- [ABOUT THIS EXERCISE]:
Work through the entries below and report how many lines include "value". The number alone is the answer.

- [DATA SHOWN]:

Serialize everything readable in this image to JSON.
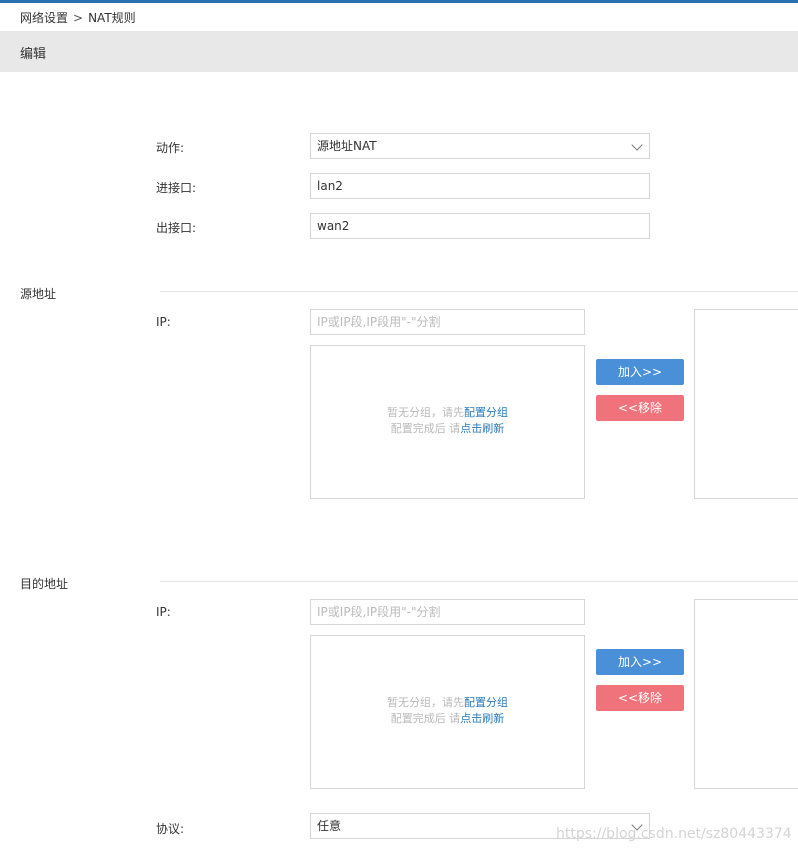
{
  "breadcrumb": {
    "parent": "网络设置",
    "separator": ">",
    "current": "NAT规则"
  },
  "panel": {
    "title": "编辑"
  },
  "form": {
    "action": {
      "label": "动作:",
      "value": "源地址NAT"
    },
    "in_interface": {
      "label": "进接口:",
      "value": "lan2"
    },
    "out_interface": {
      "label": "出接口:",
      "value": "wan2"
    }
  },
  "source": {
    "title": "源地址",
    "ip_label": "IP:",
    "ip_placeholder": "IP或IP段,IP段用\"-\"分割",
    "empty_line1_prefix": "暂无分组，请先",
    "empty_link1": "配置分组",
    "empty_line2_prefix": "配置完成后 请",
    "empty_link2": "点击刷新",
    "add_label": "加入>>",
    "remove_label": "<<移除"
  },
  "destination": {
    "title": "目的地址",
    "ip_label": "IP:",
    "ip_placeholder": "IP或IP段,IP段用\"-\"分割",
    "empty_line1_prefix": "暂无分组，请先",
    "empty_link1": "配置分组",
    "empty_line2_prefix": "配置完成后 请",
    "empty_link2": "点击刷新",
    "add_label": "加入>>",
    "remove_label": "<<移除"
  },
  "protocol": {
    "label": "协议:",
    "value": "任意"
  },
  "watermark": "https://blog.csdn.net/sz80443374",
  "colors": {
    "top_accent": "#2a6fb0",
    "add_button": "#4a90d9",
    "remove_button": "#f0727a",
    "link": "#2a7ab8"
  }
}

- [ANSWER BOX]:
4